[Interface dataset entries]
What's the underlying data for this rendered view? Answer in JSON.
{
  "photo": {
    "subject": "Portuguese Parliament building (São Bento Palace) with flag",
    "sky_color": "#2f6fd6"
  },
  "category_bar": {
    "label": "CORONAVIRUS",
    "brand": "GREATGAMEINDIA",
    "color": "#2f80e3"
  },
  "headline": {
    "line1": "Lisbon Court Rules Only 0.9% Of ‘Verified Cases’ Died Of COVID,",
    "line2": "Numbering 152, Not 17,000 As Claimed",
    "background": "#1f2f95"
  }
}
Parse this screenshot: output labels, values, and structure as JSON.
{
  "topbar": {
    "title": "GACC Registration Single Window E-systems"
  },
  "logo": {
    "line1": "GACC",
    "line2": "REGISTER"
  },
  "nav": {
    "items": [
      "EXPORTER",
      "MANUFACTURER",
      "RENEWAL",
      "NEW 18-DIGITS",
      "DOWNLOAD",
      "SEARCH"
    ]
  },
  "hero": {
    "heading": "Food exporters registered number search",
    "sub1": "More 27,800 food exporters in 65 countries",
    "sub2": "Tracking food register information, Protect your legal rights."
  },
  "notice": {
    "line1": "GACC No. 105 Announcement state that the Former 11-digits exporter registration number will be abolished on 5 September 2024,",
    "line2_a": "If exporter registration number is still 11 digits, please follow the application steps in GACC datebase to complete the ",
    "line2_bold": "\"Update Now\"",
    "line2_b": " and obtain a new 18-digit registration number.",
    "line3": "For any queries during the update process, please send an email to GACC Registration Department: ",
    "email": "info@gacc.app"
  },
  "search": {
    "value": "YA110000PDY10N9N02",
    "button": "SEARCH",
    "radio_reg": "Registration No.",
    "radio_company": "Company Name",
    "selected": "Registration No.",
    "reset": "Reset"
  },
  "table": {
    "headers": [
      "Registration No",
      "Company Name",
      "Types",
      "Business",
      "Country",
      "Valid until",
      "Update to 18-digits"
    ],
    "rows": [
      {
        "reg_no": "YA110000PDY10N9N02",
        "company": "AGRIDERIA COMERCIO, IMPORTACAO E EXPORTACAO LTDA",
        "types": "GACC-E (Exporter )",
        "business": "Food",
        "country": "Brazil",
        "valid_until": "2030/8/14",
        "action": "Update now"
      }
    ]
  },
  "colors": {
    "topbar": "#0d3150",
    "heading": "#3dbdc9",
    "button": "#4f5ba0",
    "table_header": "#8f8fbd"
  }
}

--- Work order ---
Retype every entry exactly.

--- Result ---
What's the underlying data for this rendered view? Answer in JSON.
{
  "photo": {
    "subject": "Portuguese Parliament building (São Bento Palace) with flag",
    "sky_color": "#2f6fd6"
  },
  "category_bar": {
    "label": "CORONAVIRUS",
    "brand": "GREATGAMEINDIA",
    "color": "#2f80e3"
  },
  "headline": {
    "line1": "Lisbon Court Rules Only 0.9% Of ‘Verified Cases’ Died Of COVID,",
    "line2": "Numbering 152, Not 17,000 As Claimed",
    "background": "#1f2f95"
  }
}
Parse this screenshot: output labels, values, and structure as JSON.
{
  "topbar": {
    "title": "GACC Registration Single Window E-systems"
  },
  "logo": {
    "line1": "GACC",
    "line2": "REGISTER"
  },
  "nav": {
    "items": [
      "EXPORTER",
      "MANUFACTURER",
      "RENEWAL",
      "NEW 18-DIGITS",
      "DOWNLOAD",
      "SEARCH"
    ]
  },
  "hero": {
    "heading": "Food exporters registered number search",
    "sub1": "More 27,800 food exporters in 65 countries",
    "sub2": "Tracking food register information, Protect your legal rights."
  },
  "notice": {
    "line1": "GACC No. 105 Announcement state that the Former 11-digits exporter registration number will be abolished on 5 September 2024,",
    "line2_a": "If exporter registration number is still 11 digits, please follow the application steps in GACC datebase to complete the ",
    "line2_bold": "\"Update Now\"",
    "line2_b": " and obtain a new 18-digit registration number.",
    "line3": "For any queries during the update process, please send an email to GACC Registration Department: ",
    "email": "info@gacc.app"
  },
  "search": {
    "value": "YA110000PDY10N9N02",
    "button": "SEARCH",
    "radio_reg": "Registration No.",
    "radio_company": "Company Name",
    "selected": "Registration No.",
    "reset": "Reset"
  },
  "table": {
    "headers": [
      "Registration No",
      "Company Name",
      "Types",
      "Business",
      "Country",
      "Valid until",
      "Update to 18-digits"
    ],
    "rows": [
      {
        "reg_no": "YA110000PDY10N9N02",
        "company": "AGRIDERIA COMERCIO, IMPORTACAO E EXPORTACAO LTDA",
        "types": "GACC-E (Exporter )",
        "business": "Food",
        "country": "Brazil",
        "valid_until": "2030/8/14",
        "action": "Update now"
      }
    ]
  },
  "colors": {
    "topbar": "#0d3150",
    "heading": "#3dbdc9",
    "button": "#4f5ba0",
    "table_header": "#8f8fbd"
  }
}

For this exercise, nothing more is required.